Fes-el-Bali – the old city or medina of Fez in Morocco – is believed to be the world’s largest car-free urban area. Founded in the early 9th century, the medina covers only around a square mile, but contains over 9000 streets and around 150,000 residents. Virtually unchanged since the gigantic ramparts and seven monumental gates were built around it in the 16th century, the old city is a self-enclosed world, working to its own internal rhythms. Each small district within the city has its own public utilities – water fountains, mosques, baths – and the city’s streets are sharply delineated between the busy public shopping streets and the almost silent private streets of housing leading off to dead ends.

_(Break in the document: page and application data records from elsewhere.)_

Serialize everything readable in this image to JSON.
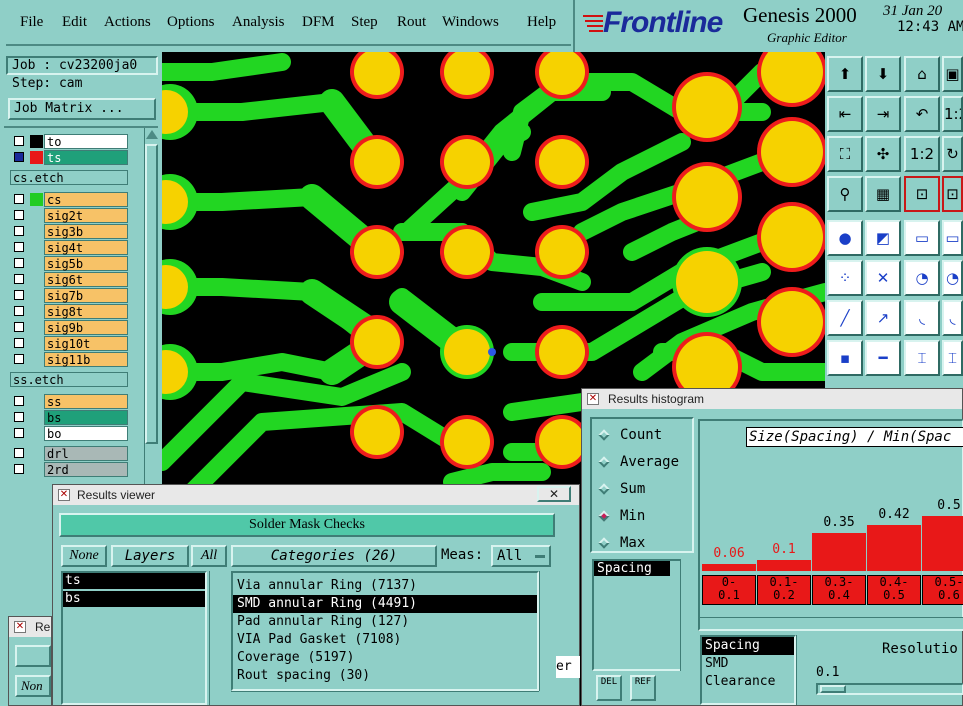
{
  "menu": {
    "file": "File",
    "edit": "Edit",
    "actions": "Actions",
    "options": "Options",
    "analysis": "Analysis",
    "dfm": "DFM",
    "step": "Step",
    "rout": "Rout",
    "windows": "Windows",
    "help": "Help"
  },
  "brand": {
    "logo": "Frontline",
    "product": "Genesis 2000",
    "subtitle": "Graphic Editor",
    "date": "31 Jan 20",
    "time": "12:43 AM"
  },
  "job": {
    "job_label": "Job : cv23200ja0",
    "step_label": "Step: cam",
    "matrix_button": "Job Matrix ..."
  },
  "layers": [
    {
      "name": "to",
      "color": "#000000",
      "bg": "#ffffff"
    },
    {
      "name": "ts",
      "color": "#e81818",
      "bg": "#1fa07a",
      "selected": true
    },
    {
      "name": "cs.etch",
      "color": "",
      "bg": "#8fcfc7",
      "header": true
    },
    {
      "name": "cs",
      "color": "#22cc22",
      "bg": "#f7c267"
    },
    {
      "name": "sig2t",
      "color": "",
      "bg": "#f7c267"
    },
    {
      "name": "sig3b",
      "color": "",
      "bg": "#f7c267"
    },
    {
      "name": "sig4t",
      "color": "",
      "bg": "#f7c267"
    },
    {
      "name": "sig5b",
      "color": "",
      "bg": "#f7c267"
    },
    {
      "name": "sig6t",
      "color": "",
      "bg": "#f7c267"
    },
    {
      "name": "sig7b",
      "color": "",
      "bg": "#f7c267"
    },
    {
      "name": "sig8t",
      "color": "",
      "bg": "#f7c267"
    },
    {
      "name": "sig9b",
      "color": "",
      "bg": "#f7c267"
    },
    {
      "name": "sig10t",
      "color": "",
      "bg": "#f7c267"
    },
    {
      "name": "sig11b",
      "color": "",
      "bg": "#f7c267"
    },
    {
      "name": "ss.etch",
      "color": "",
      "bg": "#8fcfc7",
      "header": true
    },
    {
      "name": "ss",
      "color": "",
      "bg": "#f7c267"
    },
    {
      "name": "bs",
      "color": "",
      "bg": "#1fa07a"
    },
    {
      "name": "bo",
      "color": "",
      "bg": "#ffffff"
    },
    {
      "name": "drl",
      "color": "",
      "bg": "#a9b8b6"
    },
    {
      "name": "2rd",
      "color": "",
      "bg": "#a9b8b6"
    }
  ],
  "results_viewer": {
    "title": "Results viewer",
    "header": "Solder Mask Checks",
    "none_btn": "None",
    "layers_btn": "Layers",
    "all_btn": "All",
    "layer_list": [
      "ts",
      "bs"
    ],
    "categories_btn": "Categories (26)",
    "meas_label": "Meas:",
    "meas_value": "All",
    "categories": [
      "Via annular Ring (7137)",
      "SMD annular Ring (4491)",
      "Pad annular Ring (127)",
      "VIA Pad Gasket (7108)",
      "Coverage (5197)",
      "Rout spacing (30)"
    ],
    "selected_category": 1,
    "partial_label": "er"
  },
  "small_window": {
    "title": "Re",
    "field": "Non"
  },
  "histogram": {
    "title": "Results histogram",
    "options": [
      "Count",
      "Average",
      "Sum",
      "Min",
      "Max"
    ],
    "selected_option": "Min",
    "measure_list": [
      "Spacing"
    ],
    "chart_title": "Size(Spacing) / Min(Spac",
    "buttons": {
      "del": "DEL",
      "ref": "REF"
    },
    "metric_list": [
      "Spacing",
      "SMD",
      "Clearance"
    ],
    "resolution_label": "Resolutio",
    "resolution_value": "0.1",
    "colors": {
      "bar": "#e81818"
    }
  },
  "chart_data": {
    "type": "bar",
    "title": "Size(Spacing) / Min(Spac",
    "categories": [
      "0-\n0.1",
      "0.1-\n0.2",
      "0.3-\n0.4",
      "0.4-\n0.5",
      "0.5-\n0.6"
    ],
    "category_lines": [
      [
        "0-",
        "0.1"
      ],
      [
        "0.1-",
        "0.2"
      ],
      [
        "0.3-",
        "0.4"
      ],
      [
        "0.4-",
        "0.5"
      ],
      [
        "0.5-",
        "0.6"
      ]
    ],
    "values": [
      0.06,
      0.1,
      0.35,
      0.42,
      0.5
    ],
    "value_labels": [
      "0.06",
      "0.1",
      "0.35",
      "0.42",
      "0.5"
    ]
  },
  "pcb_colors": {
    "trace": "#22d622",
    "pad": "#f6d200",
    "mask": "#ee1c1c",
    "board": "#000000"
  }
}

Sandwiched between the endless lines of shops selling everything imaginable – from fabulous ornaments and sparkling textiles to fruit and vegetables and tourist tat – are oases of peace: richly decorated medersas built by the Merinids in the 14th century; mosque courtyards; elaborate medieval funduqs (inns for itinerant traders); and tree-filled courtyards of opulent Riyads – the traditional Moroccan home.
Not surprisingly, the medina of Fez presents problems to the first-time visitor, especially in navigating its tortuous geography. Here, the standard way of getting hold of new cities – seeing them from a high viewpoint – only serves to confuse, the streets disappearing in the extraordinary density of low-rise housing that only becomes apparent when above the city. On the ground, maps are virtually useless for the tourist as most of the streets are either unnamed or only given in Arabic script. At the very centre of the old city, conventional geography seems to stand on its head: covered streets lead around the enormous central mosque in a whirl of dense crowds and heavilly-laden donkeys, and the connecting side streets are so narrow and dark they seem to be underground.
In this place, one navigates initially by trial and error as if in a maze (getting lost, retracing one’s steps, discovering dead ends); then by remembering certain features that remind you to turn left or right; then by the gradients (down towards the centre of the city, up to get out). After a few days, certain streets begin to link up in the mind and a skeletal outline of the city is mentally constructed. Only with many weeks – even months – of exploration would the rest of the labyrinth slowly unfold itself and connect together.
For the tourist, navigating the medina of Fez inevitably brings you into contact with that peculiarly Moroccan character: the faux guide (false guide). Usually male youths, they lay in wait for tourists at strategic points in the old city (each seemingly having their own patch) and approach whenever there is a pause, hesitation or misdirected glance. After leading you to where you want to go they demand payment, usually much more than you wish to give. Most will try and divert you into a shop, presumably owned by a relative or even their employer. The only way to avoid being ensnared is to always know where you are going and thus Fes is ideal picking ground for these would-be-guides, preying on tourists’ most vulnerable weakness – their lack of environmental awareness. And so, in Fez, the tourist becomes like any other commodity being peddled in the souks, stripped of that special status that so characterises Islamic attitudes towards the ‘guest’.
At night, when the shops close down and the touts go home, the medina quietens and takes on a new charm, one defined by private lives – boys kicking around a football, young girls walking with their mothers, groups of men gossiping in doorways, animals heard behind thick walls. This sharp disjunction between the public world of commerce – aggressive and male – and the private world of the family, is common to all cities, but particularly intense in a city like Fez, where the regular pulsations between these realms have been continuing unchanged for centuries.